This sermon is based on Genesis 17: 1-14. Click here to read the text.
At the age of ninety-nine Abram was blessed to have the LORD appear to him and confirm the covenant that He had previously made with him. At His appearing the LORD identified Himself as God Almighty (El Shaddai) and He called Abram to “walk before Me, and be blameless.” At hearing this name and command, Abram fell on his face. This is an appropriate posture for a servant to display before a supreme King, so it is more than appropriate for the people of God to fall on our faces – in body, mind, and heart – in reverence before Him. God is the Almighty, the Maker of heaven and earth. He is holy, holy, holy. Who can stand before Him? Do we display a similar “posture” before God in worship and daily living? Do we heed His calls to believe in Christ and to obey His commands? If not, is it in part because we do not ascribe to Him the glory due to God Almighty?
There is power in a name. God Almighty was a name used of God over forty times in the OT. Many of those occasions (over 30 of them) are found in Job. Several of them are found in Genesis in connection with the patriarchs (17:1; 28:3; 35:11; 43:14; 48:3; 49:25; and Exodus 6:3). The omnipotence of God that is signified in this name shows itself in God’s authority over Sarah’s barren womb and over the land of Canaan. As Creator and Sustainer of all things, God has the unique and supreme authority to give and take away. By His word, He assures Abram that He will indeed give and takeaway as He promised earlier. God’s name is not the only one that bears significance on this occasion. In confirming the covenant (see Genesis 12:1-3; 15:1-21) God give Abram a new name – Abraham. Abram meant “exalted father”. Abraham bears the meaning of “exalted father of many nations”. In the previous thirteen years it would seem that Abram had grown somewhat content with thinking that Ishmael was the promised son (17:18ff). But God was showing Abraham that He was blessing Him with far more than he had hoped or imagined. Previously, God had commanded Adam and then Noah to be fruitful and multiply. Here He told Abraham that He would make him “exceedingly fruitful” (v. 6). It was God who by grace took the initiative to do in and through Abraham what Adam and Noah were unable to do in themselves. Abraham would be not just the father of Ishmael, nor just the father of a nation, but rather the father of many nations. This covenant promise would ultimately be traced through Isaac, not through Ishmael. More than that the covenant promise would find its ultimate fulfillment Abraham’s distant descendant, Jesus Christ, the Son of God and the offspring of Abraham through whom people from all nations would – by grace through faith – be made “heirs according to promise,” (see Romans 4:18ff and Galatians 3:26ff for the NT context).
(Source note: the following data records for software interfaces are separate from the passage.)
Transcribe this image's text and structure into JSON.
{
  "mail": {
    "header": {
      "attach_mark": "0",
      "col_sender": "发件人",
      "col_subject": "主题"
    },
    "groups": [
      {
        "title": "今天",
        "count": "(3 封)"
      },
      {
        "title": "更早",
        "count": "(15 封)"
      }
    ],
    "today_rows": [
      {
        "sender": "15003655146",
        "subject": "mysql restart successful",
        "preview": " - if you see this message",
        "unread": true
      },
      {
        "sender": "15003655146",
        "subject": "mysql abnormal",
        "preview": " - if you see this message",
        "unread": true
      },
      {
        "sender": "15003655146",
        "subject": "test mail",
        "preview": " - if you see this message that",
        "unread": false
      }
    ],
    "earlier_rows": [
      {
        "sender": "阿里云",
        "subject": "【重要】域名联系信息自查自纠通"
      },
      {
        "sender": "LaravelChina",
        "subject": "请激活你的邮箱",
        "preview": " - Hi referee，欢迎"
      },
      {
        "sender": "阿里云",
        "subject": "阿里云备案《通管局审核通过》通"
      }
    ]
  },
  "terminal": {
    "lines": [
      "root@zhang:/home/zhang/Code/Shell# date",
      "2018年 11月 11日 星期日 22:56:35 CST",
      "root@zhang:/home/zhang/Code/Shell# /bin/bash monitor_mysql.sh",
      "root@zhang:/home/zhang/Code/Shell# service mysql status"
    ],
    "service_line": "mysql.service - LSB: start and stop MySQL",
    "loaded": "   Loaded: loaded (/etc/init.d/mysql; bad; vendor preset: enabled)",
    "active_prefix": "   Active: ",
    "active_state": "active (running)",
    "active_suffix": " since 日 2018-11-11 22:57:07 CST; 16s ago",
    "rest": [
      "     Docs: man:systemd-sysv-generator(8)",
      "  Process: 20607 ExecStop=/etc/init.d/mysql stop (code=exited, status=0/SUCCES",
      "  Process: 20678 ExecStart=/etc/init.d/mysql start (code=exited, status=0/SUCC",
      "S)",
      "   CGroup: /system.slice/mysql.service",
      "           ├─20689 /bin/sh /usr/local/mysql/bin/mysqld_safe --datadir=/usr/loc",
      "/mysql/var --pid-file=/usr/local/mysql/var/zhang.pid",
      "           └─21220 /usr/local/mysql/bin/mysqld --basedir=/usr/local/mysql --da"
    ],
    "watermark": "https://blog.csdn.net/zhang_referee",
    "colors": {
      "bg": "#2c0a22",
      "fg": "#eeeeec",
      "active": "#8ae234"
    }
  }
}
The confirmation of the covenant carried with it a sign that Abraham and his descendants were to bear – the sign of circumcision. This sign would be a reminder to Abraham and all his people (both his descendants and all of his household – servants, etc.) that they were dependent upon God for life. The covenant was an everlasting covenant so the stakes were nothing short of eternal life. It was God Almighty who had called them to this commitment and it was He would fulfill all of His covenant promises to them. The sign of circumcision also signified that they were God’s at the price of blood. Ultimately it wasn’t the blood of their foreskins, nor the blood of animal sacrifices, that paid the price for their sins but rather the blood of Christ. It was the “circumcision of Jesus” (Colossians 2:11) in His body of flesh on the cross that fulfilled this sign of the covenant. He was cut off from the people of God that we might be made holy. We have received the benefits of His sacrifice by our burial with Him in baptism and our being made alive together with Him in His resurrection so that we might walk with Him, blameless in the eyes of God by grace through faith (Colossians 2:12ff).
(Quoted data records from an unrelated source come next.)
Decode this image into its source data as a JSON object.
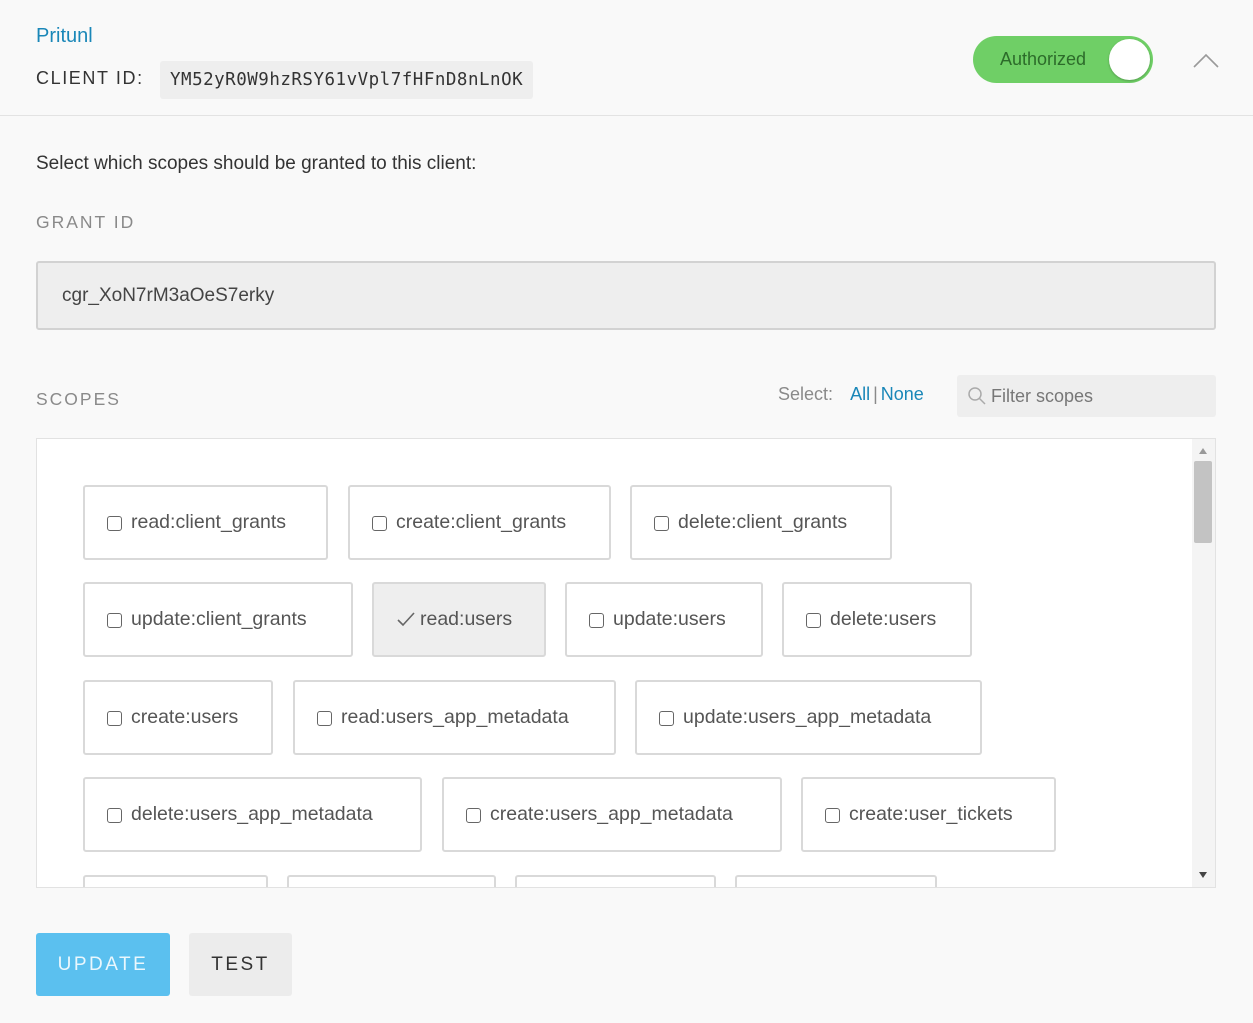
{
  "header": {
    "app_name": "Pritunl",
    "client_id_label": "CLIENT ID:",
    "client_id_value": "YM52yR0W9hzRSY61vVpl7fHFnD8nLnOK",
    "toggle_label": "Authorized",
    "toggle_on": true
  },
  "body": {
    "instructions": "Select which scopes should be granted to this client:",
    "grant_label": "GRANT ID",
    "grant_value": "cgr_XoN7rM3aOeS7erky",
    "scopes_label": "SCOPES",
    "select_label": "Select:",
    "select_all": "All",
    "select_sep": "|",
    "select_none": "None",
    "filter_placeholder": "Filter scopes"
  },
  "scopes": [
    {
      "label": "read:client_grants",
      "checked": false
    },
    {
      "label": "create:client_grants",
      "checked": false
    },
    {
      "label": "delete:client_grants",
      "checked": false
    },
    {
      "label": "update:client_grants",
      "checked": false
    },
    {
      "label": "read:users",
      "checked": true
    },
    {
      "label": "update:users",
      "checked": false
    },
    {
      "label": "delete:users",
      "checked": false
    },
    {
      "label": "create:users",
      "checked": false
    },
    {
      "label": "read:users_app_metadata",
      "checked": false
    },
    {
      "label": "update:users_app_metadata",
      "checked": false
    },
    {
      "label": "delete:users_app_metadata",
      "checked": false
    },
    {
      "label": "create:users_app_metadata",
      "checked": false
    },
    {
      "label": "create:user_tickets",
      "checked": false
    }
  ],
  "buttons": {
    "update": "UPDATE",
    "test": "TEST"
  },
  "colors": {
    "accent_link": "#1a87b8",
    "toggle_on": "#6fcf66",
    "update_button": "#5bc0ef"
  }
}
Discuss and Pray – Genesis 17
- In what ways do you live out a humble posture of reverence before God, displaying His supreme power and authority over you?
- How is this posture not only a display of His almighty nature but His grace and mercy toward you as well?
- How does the fulfillment in Christ of God’s promise to Abraham (father of many nations) encourage you to think, pray, and act with regard to personal evangelism and missions to people of every nation, tribe, and tongue?
- What hope in the face of hardships and trials do you have by faith knowing that in Christ you are a son or daughter of God, an heir according to promise?